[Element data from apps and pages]
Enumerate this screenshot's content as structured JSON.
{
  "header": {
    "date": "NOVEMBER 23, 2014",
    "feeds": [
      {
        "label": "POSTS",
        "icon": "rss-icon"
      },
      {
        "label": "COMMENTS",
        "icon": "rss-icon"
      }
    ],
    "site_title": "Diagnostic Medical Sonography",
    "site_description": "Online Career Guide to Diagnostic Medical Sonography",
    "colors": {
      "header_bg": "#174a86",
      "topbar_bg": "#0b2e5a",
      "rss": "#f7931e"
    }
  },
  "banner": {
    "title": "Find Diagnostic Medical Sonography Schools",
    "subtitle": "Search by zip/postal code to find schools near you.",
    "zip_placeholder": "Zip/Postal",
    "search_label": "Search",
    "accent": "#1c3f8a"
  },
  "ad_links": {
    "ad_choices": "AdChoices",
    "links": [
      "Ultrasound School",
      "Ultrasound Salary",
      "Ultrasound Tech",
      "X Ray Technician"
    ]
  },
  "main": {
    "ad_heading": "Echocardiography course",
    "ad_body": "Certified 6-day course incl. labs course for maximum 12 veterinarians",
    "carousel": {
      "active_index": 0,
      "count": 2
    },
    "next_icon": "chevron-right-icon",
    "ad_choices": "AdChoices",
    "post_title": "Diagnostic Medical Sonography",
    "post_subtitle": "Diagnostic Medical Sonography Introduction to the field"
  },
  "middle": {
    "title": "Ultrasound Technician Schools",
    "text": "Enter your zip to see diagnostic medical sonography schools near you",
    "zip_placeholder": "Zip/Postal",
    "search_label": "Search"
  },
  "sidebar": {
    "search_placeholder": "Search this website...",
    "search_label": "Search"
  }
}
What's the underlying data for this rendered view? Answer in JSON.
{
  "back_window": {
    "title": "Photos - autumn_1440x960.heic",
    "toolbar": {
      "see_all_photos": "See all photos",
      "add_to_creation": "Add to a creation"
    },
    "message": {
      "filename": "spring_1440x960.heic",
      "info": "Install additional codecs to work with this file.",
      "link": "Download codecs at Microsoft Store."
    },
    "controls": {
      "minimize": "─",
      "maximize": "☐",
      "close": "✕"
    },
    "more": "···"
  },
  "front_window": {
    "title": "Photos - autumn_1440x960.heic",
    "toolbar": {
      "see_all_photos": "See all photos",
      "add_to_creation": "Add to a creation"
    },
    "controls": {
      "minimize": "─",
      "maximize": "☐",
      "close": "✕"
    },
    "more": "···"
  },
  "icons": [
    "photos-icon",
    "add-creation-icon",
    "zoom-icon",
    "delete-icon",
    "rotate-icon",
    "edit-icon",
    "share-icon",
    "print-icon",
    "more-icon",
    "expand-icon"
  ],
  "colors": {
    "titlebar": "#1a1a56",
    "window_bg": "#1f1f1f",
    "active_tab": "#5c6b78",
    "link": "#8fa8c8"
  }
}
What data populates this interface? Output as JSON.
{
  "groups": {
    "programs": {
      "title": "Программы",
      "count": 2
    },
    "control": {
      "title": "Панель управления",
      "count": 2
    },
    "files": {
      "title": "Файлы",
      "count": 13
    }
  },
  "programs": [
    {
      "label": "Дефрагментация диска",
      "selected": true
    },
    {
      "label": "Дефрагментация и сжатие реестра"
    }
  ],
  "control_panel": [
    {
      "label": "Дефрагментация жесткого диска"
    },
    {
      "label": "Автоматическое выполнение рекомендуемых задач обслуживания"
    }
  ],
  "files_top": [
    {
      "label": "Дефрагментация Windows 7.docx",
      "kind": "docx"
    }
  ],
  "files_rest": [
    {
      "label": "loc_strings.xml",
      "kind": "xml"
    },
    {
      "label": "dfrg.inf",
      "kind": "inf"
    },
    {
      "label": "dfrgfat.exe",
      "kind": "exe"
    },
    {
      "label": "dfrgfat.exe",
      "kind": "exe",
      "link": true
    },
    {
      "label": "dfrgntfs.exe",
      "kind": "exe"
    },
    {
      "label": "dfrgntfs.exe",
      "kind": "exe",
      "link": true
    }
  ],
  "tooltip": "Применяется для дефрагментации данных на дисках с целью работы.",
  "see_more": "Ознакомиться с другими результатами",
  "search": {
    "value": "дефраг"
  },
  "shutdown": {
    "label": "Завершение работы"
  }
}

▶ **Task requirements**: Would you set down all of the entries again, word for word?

▶ **Response to this task**:
Enumerate this screenshot's content as structured JSON.
{
  "header": {
    "date": "NOVEMBER 23, 2014",
    "feeds": [
      {
        "label": "POSTS",
        "icon": "rss-icon"
      },
      {
        "label": "COMMENTS",
        "icon": "rss-icon"
      }
    ],
    "site_title": "Diagnostic Medical Sonography",
    "site_description": "Online Career Guide to Diagnostic Medical Sonography",
    "colors": {
      "header_bg": "#174a86",
      "topbar_bg": "#0b2e5a",
      "rss": "#f7931e"
    }
  },
  "banner": {
    "title": "Find Diagnostic Medical Sonography Schools",
    "subtitle": "Search by zip/postal code to find schools near you.",
    "zip_placeholder": "Zip/Postal",
    "search_label": "Search",
    "accent": "#1c3f8a"
  },
  "ad_links": {
    "ad_choices": "AdChoices",
    "links": [
      "Ultrasound School",
      "Ultrasound Salary",
      "Ultrasound Tech",
      "X Ray Technician"
    ]
  },
  "main": {
    "ad_heading": "Echocardiography course",
    "ad_body": "Certified 6-day course incl. labs course for maximum 12 veterinarians",
    "carousel": {
      "active_index": 0,
      "count": 2
    },
    "next_icon": "chevron-right-icon",
    "ad_choices": "AdChoices",
    "post_title": "Diagnostic Medical Sonography",
    "post_subtitle": "Diagnostic Medical Sonography Introduction to the field"
  },
  "middle": {
    "title": "Ultrasound Technician Schools",
    "text": "Enter your zip to see diagnostic medical sonography schools near you",
    "zip_placeholder": "Zip/Postal",
    "search_label": "Search"
  },
  "sidebar": {
    "search_placeholder": "Search this website...",
    "search_label": "Search"
  }
}
What's the underlying data for this rendered view? Answer in JSON.
{
  "back_window": {
    "title": "Photos - autumn_1440x960.heic",
    "toolbar": {
      "see_all_photos": "See all photos",
      "add_to_creation": "Add to a creation"
    },
    "message": {
      "filename": "spring_1440x960.heic",
      "info": "Install additional codecs to work with this file.",
      "link": "Download codecs at Microsoft Store."
    },
    "controls": {
      "minimize": "─",
      "maximize": "☐",
      "close": "✕"
    },
    "more": "···"
  },
  "front_window": {
    "title": "Photos - autumn_1440x960.heic",
    "toolbar": {
      "see_all_photos": "See all photos",
      "add_to_creation": "Add to a creation"
    },
    "controls": {
      "minimize": "─",
      "maximize": "☐",
      "close": "✕"
    },
    "more": "···"
  },
  "icons": [
    "photos-icon",
    "add-creation-icon",
    "zoom-icon",
    "delete-icon",
    "rotate-icon",
    "edit-icon",
    "share-icon",
    "print-icon",
    "more-icon",
    "expand-icon"
  ],
  "colors": {
    "titlebar": "#1a1a56",
    "window_bg": "#1f1f1f",
    "active_tab": "#5c6b78",
    "link": "#8fa8c8"
  }
}
What data populates this interface? Output as JSON.
{
  "groups": {
    "programs": {
      "title": "Программы",
      "count": 2
    },
    "control": {
      "title": "Панель управления",
      "count": 2
    },
    "files": {
      "title": "Файлы",
      "count": 13
    }
  },
  "programs": [
    {
      "label": "Дефрагментация диска",
      "selected": true
    },
    {
      "label": "Дефрагментация и сжатие реестра"
    }
  ],
  "control_panel": [
    {
      "label": "Дефрагментация жесткого диска"
    },
    {
      "label": "Автоматическое выполнение рекомендуемых задач обслуживания"
    }
  ],
  "files_top": [
    {
      "label": "Дефрагментация Windows 7.docx",
      "kind": "docx"
    }
  ],
  "files_rest": [
    {
      "label": "loc_strings.xml",
      "kind": "xml"
    },
    {
      "label": "dfrg.inf",
      "kind": "inf"
    },
    {
      "label": "dfrgfat.exe",
      "kind": "exe"
    },
    {
      "label": "dfrgfat.exe",
      "kind": "exe",
      "link": true
    },
    {
      "label": "dfrgntfs.exe",
      "kind": "exe"
    },
    {
      "label": "dfrgntfs.exe",
      "kind": "exe",
      "link": true
    }
  ],
  "tooltip": "Применяется для дефрагментации данных на дисках с целью работы.",
  "see_more": "Ознакомиться с другими результатами",
  "search": {
    "value": "дефраг"
  },
  "shutdown": {
    "label": "Завершение работы"
  }
}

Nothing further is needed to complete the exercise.